## TASK TO COMPLETE
Word for word, print each record, dropping any image it holds.

^^^^^^^^^^^^^^^^

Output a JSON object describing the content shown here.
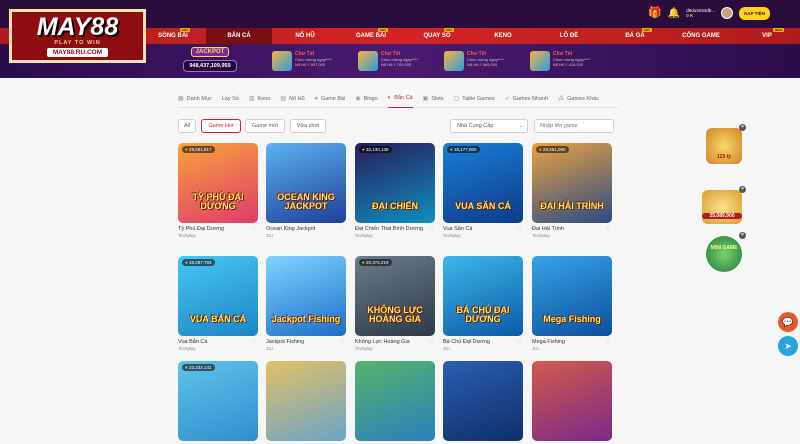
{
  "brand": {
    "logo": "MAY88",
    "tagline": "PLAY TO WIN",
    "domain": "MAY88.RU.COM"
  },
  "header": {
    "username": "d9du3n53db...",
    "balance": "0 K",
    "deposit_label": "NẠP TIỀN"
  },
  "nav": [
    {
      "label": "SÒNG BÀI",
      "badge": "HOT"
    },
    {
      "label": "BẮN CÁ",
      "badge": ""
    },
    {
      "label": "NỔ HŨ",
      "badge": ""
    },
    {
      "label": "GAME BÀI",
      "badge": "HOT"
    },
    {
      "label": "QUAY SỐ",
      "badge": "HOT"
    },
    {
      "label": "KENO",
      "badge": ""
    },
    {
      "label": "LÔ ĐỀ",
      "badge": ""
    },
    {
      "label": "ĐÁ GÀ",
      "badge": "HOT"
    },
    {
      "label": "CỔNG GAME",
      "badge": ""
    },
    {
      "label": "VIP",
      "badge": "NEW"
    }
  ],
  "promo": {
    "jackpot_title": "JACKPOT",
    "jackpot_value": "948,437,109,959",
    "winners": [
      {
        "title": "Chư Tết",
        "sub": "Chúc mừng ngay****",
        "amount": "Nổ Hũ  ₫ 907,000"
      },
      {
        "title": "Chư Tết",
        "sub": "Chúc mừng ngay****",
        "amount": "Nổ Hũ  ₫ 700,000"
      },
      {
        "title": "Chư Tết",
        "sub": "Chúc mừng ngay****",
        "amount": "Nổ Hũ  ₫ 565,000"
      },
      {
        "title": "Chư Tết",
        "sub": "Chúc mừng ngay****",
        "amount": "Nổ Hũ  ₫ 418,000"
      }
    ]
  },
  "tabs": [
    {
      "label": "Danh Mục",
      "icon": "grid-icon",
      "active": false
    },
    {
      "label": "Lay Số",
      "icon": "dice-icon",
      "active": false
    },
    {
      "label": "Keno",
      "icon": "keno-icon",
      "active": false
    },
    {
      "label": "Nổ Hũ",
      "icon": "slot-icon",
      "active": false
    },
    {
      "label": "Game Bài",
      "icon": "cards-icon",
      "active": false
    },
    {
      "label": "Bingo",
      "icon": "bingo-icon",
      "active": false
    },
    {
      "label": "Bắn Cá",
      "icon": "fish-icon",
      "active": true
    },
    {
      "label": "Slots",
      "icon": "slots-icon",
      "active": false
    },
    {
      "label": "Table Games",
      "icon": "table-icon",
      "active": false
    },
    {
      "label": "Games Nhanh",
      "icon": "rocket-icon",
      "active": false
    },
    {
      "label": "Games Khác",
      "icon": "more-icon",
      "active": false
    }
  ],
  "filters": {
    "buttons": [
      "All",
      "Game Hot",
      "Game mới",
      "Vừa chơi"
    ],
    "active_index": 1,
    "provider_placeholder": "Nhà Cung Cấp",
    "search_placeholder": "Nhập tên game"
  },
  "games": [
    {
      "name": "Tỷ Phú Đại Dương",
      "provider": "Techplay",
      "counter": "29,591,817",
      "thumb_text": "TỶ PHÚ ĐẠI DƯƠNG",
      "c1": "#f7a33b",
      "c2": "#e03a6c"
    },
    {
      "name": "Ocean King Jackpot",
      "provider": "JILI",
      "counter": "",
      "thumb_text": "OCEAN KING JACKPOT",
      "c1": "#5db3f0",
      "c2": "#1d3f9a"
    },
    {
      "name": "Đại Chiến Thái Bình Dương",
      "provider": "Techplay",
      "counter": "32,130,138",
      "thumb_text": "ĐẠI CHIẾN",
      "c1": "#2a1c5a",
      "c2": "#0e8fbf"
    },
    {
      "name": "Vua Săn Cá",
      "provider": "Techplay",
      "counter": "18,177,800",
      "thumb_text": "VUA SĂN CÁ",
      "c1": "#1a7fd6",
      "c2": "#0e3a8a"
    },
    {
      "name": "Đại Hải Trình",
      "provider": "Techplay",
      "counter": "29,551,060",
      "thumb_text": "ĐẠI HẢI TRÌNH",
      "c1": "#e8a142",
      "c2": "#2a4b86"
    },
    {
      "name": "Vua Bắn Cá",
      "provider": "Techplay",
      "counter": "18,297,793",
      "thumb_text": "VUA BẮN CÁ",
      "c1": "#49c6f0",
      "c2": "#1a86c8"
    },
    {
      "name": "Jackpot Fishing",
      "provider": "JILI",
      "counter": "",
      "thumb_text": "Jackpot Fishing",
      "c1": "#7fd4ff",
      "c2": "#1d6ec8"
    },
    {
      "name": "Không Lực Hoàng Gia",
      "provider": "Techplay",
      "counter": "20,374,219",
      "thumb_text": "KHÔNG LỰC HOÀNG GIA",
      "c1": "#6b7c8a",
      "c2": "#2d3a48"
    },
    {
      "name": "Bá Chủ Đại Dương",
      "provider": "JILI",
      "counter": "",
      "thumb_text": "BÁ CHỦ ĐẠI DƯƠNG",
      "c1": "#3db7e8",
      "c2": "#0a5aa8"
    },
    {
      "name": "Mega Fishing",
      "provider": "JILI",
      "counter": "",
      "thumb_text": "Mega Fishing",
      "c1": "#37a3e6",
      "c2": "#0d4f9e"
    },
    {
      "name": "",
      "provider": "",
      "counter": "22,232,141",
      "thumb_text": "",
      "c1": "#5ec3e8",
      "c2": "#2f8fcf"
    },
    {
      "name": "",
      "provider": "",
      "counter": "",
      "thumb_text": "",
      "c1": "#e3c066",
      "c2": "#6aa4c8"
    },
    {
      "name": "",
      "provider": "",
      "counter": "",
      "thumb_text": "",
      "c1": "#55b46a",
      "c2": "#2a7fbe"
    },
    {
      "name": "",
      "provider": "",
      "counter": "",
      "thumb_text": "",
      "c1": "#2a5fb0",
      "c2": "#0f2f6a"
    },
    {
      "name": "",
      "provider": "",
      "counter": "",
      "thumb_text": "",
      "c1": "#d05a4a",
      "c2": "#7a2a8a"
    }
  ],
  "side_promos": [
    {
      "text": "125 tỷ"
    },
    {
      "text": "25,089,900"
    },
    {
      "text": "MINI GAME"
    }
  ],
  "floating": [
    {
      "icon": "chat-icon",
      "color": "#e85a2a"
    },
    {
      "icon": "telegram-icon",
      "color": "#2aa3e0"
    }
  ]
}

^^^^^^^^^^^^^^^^

## RESPONSE TO THIS EXERCISE
Output a JSON object describing the content shown here.
{
  "brand": {
    "logo": "MAY88",
    "tagline": "PLAY TO WIN",
    "domain": "MAY88.RU.COM"
  },
  "header": {
    "username": "d9du3n53db...",
    "balance": "0 K",
    "deposit_label": "NẠP TIỀN"
  },
  "nav": [
    {
      "label": "SÒNG BÀI",
      "badge": "HOT"
    },
    {
      "label": "BẮN CÁ",
      "badge": ""
    },
    {
      "label": "NỔ HŨ",
      "badge": ""
    },
    {
      "label": "GAME BÀI",
      "badge": "HOT"
    },
    {
      "label": "QUAY SỐ",
      "badge": "HOT"
    },
    {
      "label": "KENO",
      "badge": ""
    },
    {
      "label": "LÔ ĐỀ",
      "badge": ""
    },
    {
      "label": "ĐÁ GÀ",
      "badge": "HOT"
    },
    {
      "label": "CỔNG GAME",
      "badge": ""
    },
    {
      "label": "VIP",
      "badge": "NEW"
    }
  ],
  "promo": {
    "jackpot_title": "JACKPOT",
    "jackpot_value": "948,437,109,959",
    "winners": [
      {
        "title": "Chư Tết",
        "sub": "Chúc mừng ngay****",
        "amount": "Nổ Hũ  ₫ 907,000"
      },
      {
        "title": "Chư Tết",
        "sub": "Chúc mừng ngay****",
        "amount": "Nổ Hũ  ₫ 700,000"
      },
      {
        "title": "Chư Tết",
        "sub": "Chúc mừng ngay****",
        "amount": "Nổ Hũ  ₫ 565,000"
      },
      {
        "title": "Chư Tết",
        "sub": "Chúc mừng ngay****",
        "amount": "Nổ Hũ  ₫ 418,000"
      }
    ]
  },
  "tabs": [
    {
      "label": "Danh Mục",
      "icon": "grid-icon",
      "active": false
    },
    {
      "label": "Lay Số",
      "icon": "dice-icon",
      "active": false
    },
    {
      "label": "Keno",
      "icon": "keno-icon",
      "active": false
    },
    {
      "label": "Nổ Hũ",
      "icon": "slot-icon",
      "active": false
    },
    {
      "label": "Game Bài",
      "icon": "cards-icon",
      "active": false
    },
    {
      "label": "Bingo",
      "icon": "bingo-icon",
      "active": false
    },
    {
      "label": "Bắn Cá",
      "icon": "fish-icon",
      "active": true
    },
    {
      "label": "Slots",
      "icon": "slots-icon",
      "active": false
    },
    {
      "label": "Table Games",
      "icon": "table-icon",
      "active": false
    },
    {
      "label": "Games Nhanh",
      "icon": "rocket-icon",
      "active": false
    },
    {
      "label": "Games Khác",
      "icon": "more-icon",
      "active": false
    }
  ],
  "filters": {
    "buttons": [
      "All",
      "Game Hot",
      "Game mới",
      "Vừa chơi"
    ],
    "active_index": 1,
    "provider_placeholder": "Nhà Cung Cấp",
    "search_placeholder": "Nhập tên game"
  },
  "games": [
    {
      "name": "Tỷ Phú Đại Dương",
      "provider": "Techplay",
      "counter": "29,591,817",
      "thumb_text": "TỶ PHÚ ĐẠI DƯƠNG",
      "c1": "#f7a33b",
      "c2": "#e03a6c"
    },
    {
      "name": "Ocean King Jackpot",
      "provider": "JILI",
      "counter": "",
      "thumb_text": "OCEAN KING JACKPOT",
      "c1": "#5db3f0",
      "c2": "#1d3f9a"
    },
    {
      "name": "Đại Chiến Thái Bình Dương",
      "provider": "Techplay",
      "counter": "32,130,138",
      "thumb_text": "ĐẠI CHIẾN",
      "c1": "#2a1c5a",
      "c2": "#0e8fbf"
    },
    {
      "name": "Vua Săn Cá",
      "provider": "Techplay",
      "counter": "18,177,800",
      "thumb_text": "VUA SĂN CÁ",
      "c1": "#1a7fd6",
      "c2": "#0e3a8a"
    },
    {
      "name": "Đại Hải Trình",
      "provider": "Techplay",
      "counter": "29,551,060",
      "thumb_text": "ĐẠI HẢI TRÌNH",
      "c1": "#e8a142",
      "c2": "#2a4b86"
    },
    {
      "name": "Vua Bắn Cá",
      "provider": "Techplay",
      "counter": "18,297,793",
      "thumb_text": "VUA BẮN CÁ",
      "c1": "#49c6f0",
      "c2": "#1a86c8"
    },
    {
      "name": "Jackpot Fishing",
      "provider": "JILI",
      "counter": "",
      "thumb_text": "Jackpot Fishing",
      "c1": "#7fd4ff",
      "c2": "#1d6ec8"
    },
    {
      "name": "Không Lực Hoàng Gia",
      "provider": "Techplay",
      "counter": "20,374,219",
      "thumb_text": "KHÔNG LỰC HOÀNG GIA",
      "c1": "#6b7c8a",
      "c2": "#2d3a48"
    },
    {
      "name": "Bá Chủ Đại Dương",
      "provider": "JILI",
      "counter": "",
      "thumb_text": "BÁ CHỦ ĐẠI DƯƠNG",
      "c1": "#3db7e8",
      "c2": "#0a5aa8"
    },
    {
      "name": "Mega Fishing",
      "provider": "JILI",
      "counter": "",
      "thumb_text": "Mega Fishing",
      "c1": "#37a3e6",
      "c2": "#0d4f9e"
    },
    {
      "name": "",
      "provider": "",
      "counter": "22,232,141",
      "thumb_text": "",
      "c1": "#5ec3e8",
      "c2": "#2f8fcf"
    },
    {
      "name": "",
      "provider": "",
      "counter": "",
      "thumb_text": "",
      "c1": "#e3c066",
      "c2": "#6aa4c8"
    },
    {
      "name": "",
      "provider": "",
      "counter": "",
      "thumb_text": "",
      "c1": "#55b46a",
      "c2": "#2a7fbe"
    },
    {
      "name": "",
      "provider": "",
      "counter": "",
      "thumb_text": "",
      "c1": "#2a5fb0",
      "c2": "#0f2f6a"
    },
    {
      "name": "",
      "provider": "",
      "counter": "",
      "thumb_text": "",
      "c1": "#d05a4a",
      "c2": "#7a2a8a"
    }
  ],
  "side_promos": [
    {
      "text": "125 tỷ"
    },
    {
      "text": "25,089,900"
    },
    {
      "text": "MINI GAME"
    }
  ],
  "floating": [
    {
      "icon": "chat-icon",
      "color": "#e85a2a"
    },
    {
      "icon": "telegram-icon",
      "color": "#2aa3e0"
    }
  ]
}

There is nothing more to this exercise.